:: DATA SHOWN ::
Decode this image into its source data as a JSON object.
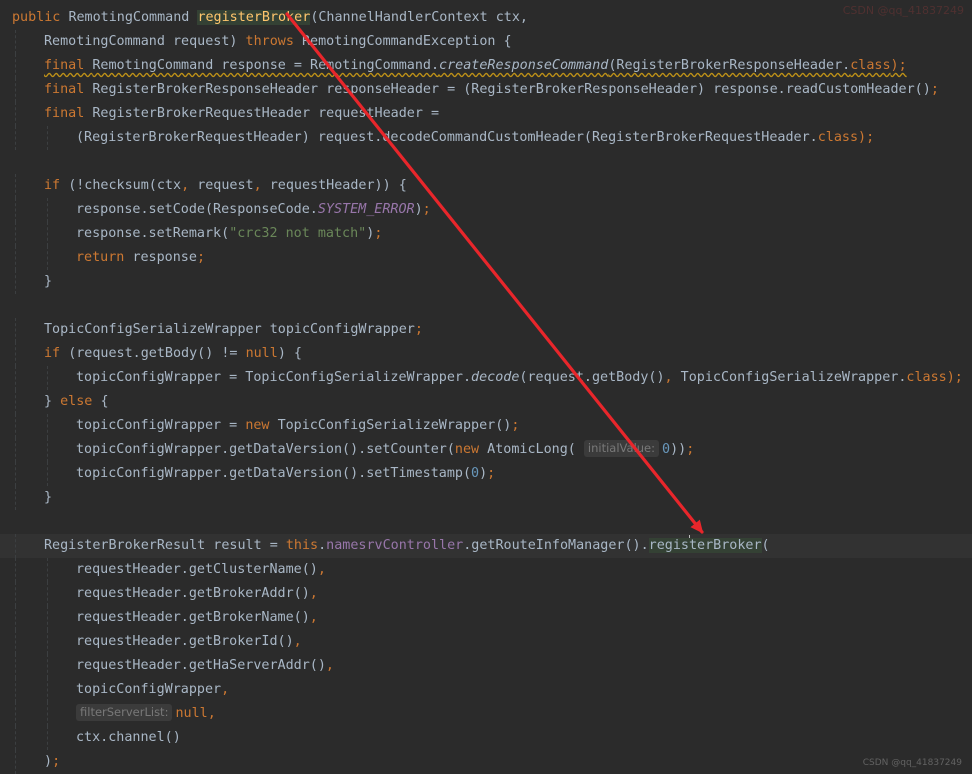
{
  "code": {
    "lines": [
      {
        "indent": 0,
        "tokens": [
          {
            "t": "public ",
            "c": "kw"
          },
          {
            "t": "RemotingCommand "
          },
          {
            "t": "registerBroker",
            "c": "fn-hl"
          },
          {
            "t": "(ChannelHandlerContext ctx,"
          }
        ]
      },
      {
        "indent": 1,
        "tokens": [
          {
            "t": "RemotingCommand request) "
          },
          {
            "t": "throws ",
            "c": "kw"
          },
          {
            "t": "RemotingCommandException {"
          }
        ]
      },
      {
        "indent": 1,
        "warn": true,
        "tokens": [
          {
            "t": "final ",
            "c": "kw"
          },
          {
            "t": "RemotingCommand response = RemotingCommand."
          },
          {
            "t": "createResponseCommand",
            "c": "it"
          },
          {
            "t": "(RegisterBrokerResponseHeader."
          },
          {
            "t": "class",
            "c": "kw"
          },
          {
            "t": ");",
            "c": "kw"
          }
        ]
      },
      {
        "indent": 1,
        "tokens": [
          {
            "t": "final ",
            "c": "kw"
          },
          {
            "t": "RegisterBrokerResponseHeader responseHeader = (RegisterBrokerResponseHeader) response.readCustomHeader()"
          },
          {
            "t": ";",
            "c": "kw"
          }
        ]
      },
      {
        "indent": 1,
        "tokens": [
          {
            "t": "final ",
            "c": "kw"
          },
          {
            "t": "RegisterBrokerRequestHeader requestHeader ="
          }
        ]
      },
      {
        "indent": 2,
        "tokens": [
          {
            "t": "(RegisterBrokerRequestHeader) request.decodeCommandCustomHeader(RegisterBrokerRequestHeader."
          },
          {
            "t": "class",
            "c": "kw"
          },
          {
            "t": ");",
            "c": "kw"
          }
        ]
      },
      {
        "indent": 0,
        "tokens": []
      },
      {
        "indent": 1,
        "tokens": [
          {
            "t": "if ",
            "c": "kw"
          },
          {
            "t": "(!checksum(ctx"
          },
          {
            "t": ", ",
            "c": "kw"
          },
          {
            "t": "request"
          },
          {
            "t": ", ",
            "c": "kw"
          },
          {
            "t": "requestHeader)) {"
          }
        ]
      },
      {
        "indent": 2,
        "tokens": [
          {
            "t": "response.setCode(ResponseCode."
          },
          {
            "t": "SYSTEM_ERROR",
            "c": "cst"
          },
          {
            "t": ")"
          },
          {
            "t": ";",
            "c": "kw"
          }
        ]
      },
      {
        "indent": 2,
        "tokens": [
          {
            "t": "response.setRemark("
          },
          {
            "t": "\"crc32 not match\"",
            "c": "str"
          },
          {
            "t": ")"
          },
          {
            "t": ";",
            "c": "kw"
          }
        ]
      },
      {
        "indent": 2,
        "tokens": [
          {
            "t": "return ",
            "c": "kw"
          },
          {
            "t": "response"
          },
          {
            "t": ";",
            "c": "kw"
          }
        ]
      },
      {
        "indent": 1,
        "tokens": [
          {
            "t": "}"
          }
        ]
      },
      {
        "indent": 0,
        "tokens": []
      },
      {
        "indent": 1,
        "tokens": [
          {
            "t": "TopicConfigSerializeWrapper topicConfigWrapper"
          },
          {
            "t": ";",
            "c": "kw"
          }
        ]
      },
      {
        "indent": 1,
        "tokens": [
          {
            "t": "if ",
            "c": "kw"
          },
          {
            "t": "(request.getBody() != "
          },
          {
            "t": "null",
            "c": "kw"
          },
          {
            "t": ") {"
          }
        ]
      },
      {
        "indent": 2,
        "tokens": [
          {
            "t": "topicConfigWrapper = TopicConfigSerializeWrapper."
          },
          {
            "t": "decode",
            "c": "it"
          },
          {
            "t": "(request.getBody()"
          },
          {
            "t": ", ",
            "c": "kw"
          },
          {
            "t": "TopicConfigSerializeWrapper."
          },
          {
            "t": "class",
            "c": "kw"
          },
          {
            "t": ");",
            "c": "kw"
          }
        ]
      },
      {
        "indent": 1,
        "tokens": [
          {
            "t": "} "
          },
          {
            "t": "else ",
            "c": "kw"
          },
          {
            "t": "{"
          }
        ]
      },
      {
        "indent": 2,
        "tokens": [
          {
            "t": "topicConfigWrapper = "
          },
          {
            "t": "new ",
            "c": "kw"
          },
          {
            "t": "TopicConfigSerializeWrapper()"
          },
          {
            "t": ";",
            "c": "kw"
          }
        ]
      },
      {
        "indent": 2,
        "tokens": [
          {
            "t": "topicConfigWrapper.getDataVersion().setCounter("
          },
          {
            "t": "new ",
            "c": "kw"
          },
          {
            "t": "AtomicLong( "
          },
          {
            "t": "initialValue:",
            "c": "hint"
          },
          {
            "t": "0",
            "c": "num"
          },
          {
            "t": "))"
          },
          {
            "t": ";",
            "c": "kw"
          }
        ]
      },
      {
        "indent": 2,
        "tokens": [
          {
            "t": "topicConfigWrapper.getDataVersion().setTimestamp("
          },
          {
            "t": "0",
            "c": "num"
          },
          {
            "t": ")"
          },
          {
            "t": ";",
            "c": "kw"
          }
        ]
      },
      {
        "indent": 1,
        "tokens": [
          {
            "t": "}"
          }
        ]
      },
      {
        "indent": 0,
        "tokens": []
      },
      {
        "indent": 1,
        "current": true,
        "tokens": [
          {
            "t": "RegisterBrokerResult result = "
          },
          {
            "t": "this",
            "c": "kw"
          },
          {
            "t": "."
          },
          {
            "t": "namesrvController",
            "c": "fld"
          },
          {
            "t": ".getRouteInfoManager()."
          },
          {
            "t": "regis",
            "c": "call-hl"
          },
          {
            "t": "",
            "c": "caret"
          },
          {
            "t": "terBroker",
            "c": "call-hl"
          },
          {
            "t": "("
          }
        ]
      },
      {
        "indent": 2,
        "tokens": [
          {
            "t": "requestHeader.getClusterName()"
          },
          {
            "t": ",",
            "c": "kw"
          }
        ]
      },
      {
        "indent": 2,
        "tokens": [
          {
            "t": "requestHeader.getBrokerAddr()"
          },
          {
            "t": ",",
            "c": "kw"
          }
        ]
      },
      {
        "indent": 2,
        "tokens": [
          {
            "t": "requestHeader.getBrokerName()"
          },
          {
            "t": ",",
            "c": "kw"
          }
        ]
      },
      {
        "indent": 2,
        "tokens": [
          {
            "t": "requestHeader.getBrokerId()"
          },
          {
            "t": ",",
            "c": "kw"
          }
        ]
      },
      {
        "indent": 2,
        "tokens": [
          {
            "t": "requestHeader.getHaServerAddr()"
          },
          {
            "t": ",",
            "c": "kw"
          }
        ]
      },
      {
        "indent": 2,
        "tokens": [
          {
            "t": "topicConfigWrapper"
          },
          {
            "t": ",",
            "c": "kw"
          }
        ]
      },
      {
        "indent": 2,
        "tokens": [
          {
            "t": "filterServerList:",
            "c": "hint"
          },
          {
            "t": "null",
            "c": "kw"
          },
          {
            "t": ",",
            "c": "kw"
          }
        ]
      },
      {
        "indent": 2,
        "tokens": [
          {
            "t": "ctx.channel()"
          }
        ]
      },
      {
        "indent": 1,
        "tokens": [
          {
            "t": ")"
          },
          {
            "t": ";",
            "c": "kw"
          }
        ]
      }
    ]
  },
  "annotation": {
    "arrow_color": "#e8262b",
    "description": "red arrow pointing from registerBroker declaration to registerBroker call"
  },
  "watermark": {
    "top_right": "CSDN @qq_41837249",
    "bottom_right": "CSDN @qq_41837249"
  },
  "theme": {
    "background": "#2b2b2b",
    "keyword": "#cc7832",
    "method_decl": "#ffc66d",
    "string": "#6a8759",
    "number": "#6897bb",
    "field": "#9876aa",
    "default_text": "#a9b7c6"
  }
}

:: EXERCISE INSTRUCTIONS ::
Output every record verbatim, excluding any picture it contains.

:: TASK RESULT ::
Decode this image into its source data as a JSON object.
{
  "code": {
    "lines": [
      {
        "indent": 0,
        "tokens": [
          {
            "t": "public ",
            "c": "kw"
          },
          {
            "t": "RemotingCommand "
          },
          {
            "t": "registerBroker",
            "c": "fn-hl"
          },
          {
            "t": "(ChannelHandlerContext ctx,"
          }
        ]
      },
      {
        "indent": 1,
        "tokens": [
          {
            "t": "RemotingCommand request) "
          },
          {
            "t": "throws ",
            "c": "kw"
          },
          {
            "t": "RemotingCommandException {"
          }
        ]
      },
      {
        "indent": 1,
        "warn": true,
        "tokens": [
          {
            "t": "final ",
            "c": "kw"
          },
          {
            "t": "RemotingCommand response = RemotingCommand."
          },
          {
            "t": "createResponseCommand",
            "c": "it"
          },
          {
            "t": "(RegisterBrokerResponseHeader."
          },
          {
            "t": "class",
            "c": "kw"
          },
          {
            "t": ");",
            "c": "kw"
          }
        ]
      },
      {
        "indent": 1,
        "tokens": [
          {
            "t": "final ",
            "c": "kw"
          },
          {
            "t": "RegisterBrokerResponseHeader responseHeader = (RegisterBrokerResponseHeader) response.readCustomHeader()"
          },
          {
            "t": ";",
            "c": "kw"
          }
        ]
      },
      {
        "indent": 1,
        "tokens": [
          {
            "t": "final ",
            "c": "kw"
          },
          {
            "t": "RegisterBrokerRequestHeader requestHeader ="
          }
        ]
      },
      {
        "indent": 2,
        "tokens": [
          {
            "t": "(RegisterBrokerRequestHeader) request.decodeCommandCustomHeader(RegisterBrokerRequestHeader."
          },
          {
            "t": "class",
            "c": "kw"
          },
          {
            "t": ");",
            "c": "kw"
          }
        ]
      },
      {
        "indent": 0,
        "tokens": []
      },
      {
        "indent": 1,
        "tokens": [
          {
            "t": "if ",
            "c": "kw"
          },
          {
            "t": "(!checksum(ctx"
          },
          {
            "t": ", ",
            "c": "kw"
          },
          {
            "t": "request"
          },
          {
            "t": ", ",
            "c": "kw"
          },
          {
            "t": "requestHeader)) {"
          }
        ]
      },
      {
        "indent": 2,
        "tokens": [
          {
            "t": "response.setCode(ResponseCode."
          },
          {
            "t": "SYSTEM_ERROR",
            "c": "cst"
          },
          {
            "t": ")"
          },
          {
            "t": ";",
            "c": "kw"
          }
        ]
      },
      {
        "indent": 2,
        "tokens": [
          {
            "t": "response.setRemark("
          },
          {
            "t": "\"crc32 not match\"",
            "c": "str"
          },
          {
            "t": ")"
          },
          {
            "t": ";",
            "c": "kw"
          }
        ]
      },
      {
        "indent": 2,
        "tokens": [
          {
            "t": "return ",
            "c": "kw"
          },
          {
            "t": "response"
          },
          {
            "t": ";",
            "c": "kw"
          }
        ]
      },
      {
        "indent": 1,
        "tokens": [
          {
            "t": "}"
          }
        ]
      },
      {
        "indent": 0,
        "tokens": []
      },
      {
        "indent": 1,
        "tokens": [
          {
            "t": "TopicConfigSerializeWrapper topicConfigWrapper"
          },
          {
            "t": ";",
            "c": "kw"
          }
        ]
      },
      {
        "indent": 1,
        "tokens": [
          {
            "t": "if ",
            "c": "kw"
          },
          {
            "t": "(request.getBody() != "
          },
          {
            "t": "null",
            "c": "kw"
          },
          {
            "t": ") {"
          }
        ]
      },
      {
        "indent": 2,
        "tokens": [
          {
            "t": "topicConfigWrapper = TopicConfigSerializeWrapper."
          },
          {
            "t": "decode",
            "c": "it"
          },
          {
            "t": "(request.getBody()"
          },
          {
            "t": ", ",
            "c": "kw"
          },
          {
            "t": "TopicConfigSerializeWrapper."
          },
          {
            "t": "class",
            "c": "kw"
          },
          {
            "t": ");",
            "c": "kw"
          }
        ]
      },
      {
        "indent": 1,
        "tokens": [
          {
            "t": "} "
          },
          {
            "t": "else ",
            "c": "kw"
          },
          {
            "t": "{"
          }
        ]
      },
      {
        "indent": 2,
        "tokens": [
          {
            "t": "topicConfigWrapper = "
          },
          {
            "t": "new ",
            "c": "kw"
          },
          {
            "t": "TopicConfigSerializeWrapper()"
          },
          {
            "t": ";",
            "c": "kw"
          }
        ]
      },
      {
        "indent": 2,
        "tokens": [
          {
            "t": "topicConfigWrapper.getDataVersion().setCounter("
          },
          {
            "t": "new ",
            "c": "kw"
          },
          {
            "t": "AtomicLong( "
          },
          {
            "t": "initialValue:",
            "c": "hint"
          },
          {
            "t": "0",
            "c": "num"
          },
          {
            "t": "))"
          },
          {
            "t": ";",
            "c": "kw"
          }
        ]
      },
      {
        "indent": 2,
        "tokens": [
          {
            "t": "topicConfigWrapper.getDataVersion().setTimestamp("
          },
          {
            "t": "0",
            "c": "num"
          },
          {
            "t": ")"
          },
          {
            "t": ";",
            "c": "kw"
          }
        ]
      },
      {
        "indent": 1,
        "tokens": [
          {
            "t": "}"
          }
        ]
      },
      {
        "indent": 0,
        "tokens": []
      },
      {
        "indent": 1,
        "current": true,
        "tokens": [
          {
            "t": "RegisterBrokerResult result = "
          },
          {
            "t": "this",
            "c": "kw"
          },
          {
            "t": "."
          },
          {
            "t": "namesrvController",
            "c": "fld"
          },
          {
            "t": ".getRouteInfoManager()."
          },
          {
            "t": "regis",
            "c": "call-hl"
          },
          {
            "t": "",
            "c": "caret"
          },
          {
            "t": "terBroker",
            "c": "call-hl"
          },
          {
            "t": "("
          }
        ]
      },
      {
        "indent": 2,
        "tokens": [
          {
            "t": "requestHeader.getClusterName()"
          },
          {
            "t": ",",
            "c": "kw"
          }
        ]
      },
      {
        "indent": 2,
        "tokens": [
          {
            "t": "requestHeader.getBrokerAddr()"
          },
          {
            "t": ",",
            "c": "kw"
          }
        ]
      },
      {
        "indent": 2,
        "tokens": [
          {
            "t": "requestHeader.getBrokerName()"
          },
          {
            "t": ",",
            "c": "kw"
          }
        ]
      },
      {
        "indent": 2,
        "tokens": [
          {
            "t": "requestHeader.getBrokerId()"
          },
          {
            "t": ",",
            "c": "kw"
          }
        ]
      },
      {
        "indent": 2,
        "tokens": [
          {
            "t": "requestHeader.getHaServerAddr()"
          },
          {
            "t": ",",
            "c": "kw"
          }
        ]
      },
      {
        "indent": 2,
        "tokens": [
          {
            "t": "topicConfigWrapper"
          },
          {
            "t": ",",
            "c": "kw"
          }
        ]
      },
      {
        "indent": 2,
        "tokens": [
          {
            "t": "filterServerList:",
            "c": "hint"
          },
          {
            "t": "null",
            "c": "kw"
          },
          {
            "t": ",",
            "c": "kw"
          }
        ]
      },
      {
        "indent": 2,
        "tokens": [
          {
            "t": "ctx.channel()"
          }
        ]
      },
      {
        "indent": 1,
        "tokens": [
          {
            "t": ")"
          },
          {
            "t": ";",
            "c": "kw"
          }
        ]
      }
    ]
  },
  "annotation": {
    "arrow_color": "#e8262b",
    "description": "red arrow pointing from registerBroker declaration to registerBroker call"
  },
  "watermark": {
    "top_right": "CSDN @qq_41837249",
    "bottom_right": "CSDN @qq_41837249"
  },
  "theme": {
    "background": "#2b2b2b",
    "keyword": "#cc7832",
    "method_decl": "#ffc66d",
    "string": "#6a8759",
    "number": "#6897bb",
    "field": "#9876aa",
    "default_text": "#a9b7c6"
  }
}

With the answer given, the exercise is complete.